Bill Donnelly is going as green as he can. He drives a Prius. By next year, he hopes to have an all-electric vehicle. And to keep his car and home running, he wants to install solar panels on the roof of his home in the South Carthay neighborhood of Los Angeles.

But Donnelly, 63, has put his solar plans on hold, at least until he finds out how much the L.A. Department of Water and Power will kick in.

The municipal utility announced recently that it was suspending its program to encourage use of solar power for at least 90 days because of a lack of funds to meet demand from interested homeowners.

The DWP says it has

$30 million budgeted for its Solar Incentive Program to help fund rooftop installation of solar panels. But about $112 million in rebate requests have poured in from homeowners keen on cutting their power bills and being a little nicer to the planet.

Solar-power subsidies vary among different utilities, but one thing is consistent: Homeowners will still be left with some pretty hefty costs.

In the case of the DWP, the utility estimates that it costs an average of $40,000 to install a typical solar-power system. Much of that price goes into the solar panels, which rely on refined silicon and other exotic materials to harness the sun’s rays, and (at this point) aren’t cheap to produce.

Until now, the average DWP rebate for a solar installation was $16,000, or about 40% of the cost.

“Without their rebate program, I don’t see how we could move forward with this,” Donnelly told me.

Ron Nichols, the DWP’s general manager, said the budget shortfall and rising demand for solar installations necessitated a breather in the program.

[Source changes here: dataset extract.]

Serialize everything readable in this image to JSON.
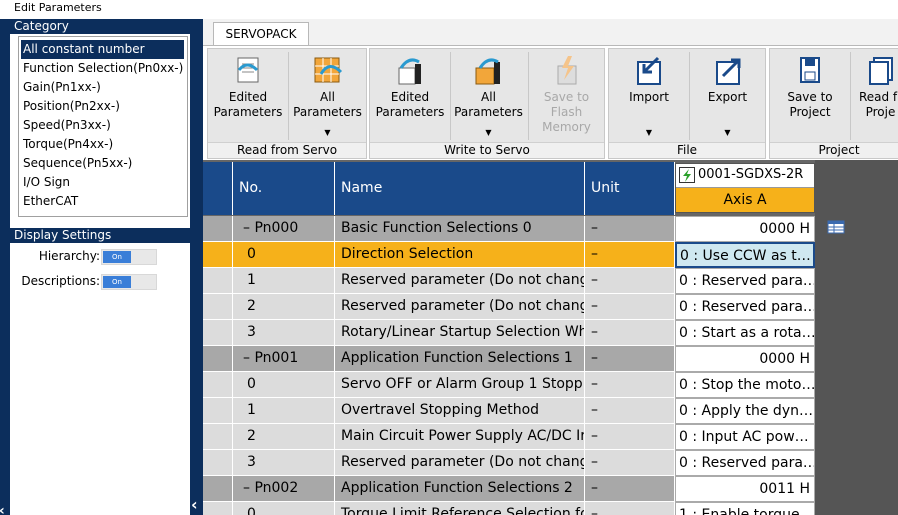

“We fully support and want more renewable energy, and we want to foster solar technology,” he said, “but not at undue expense to our customers who pay for this important program.”

source: latimes

Advertisements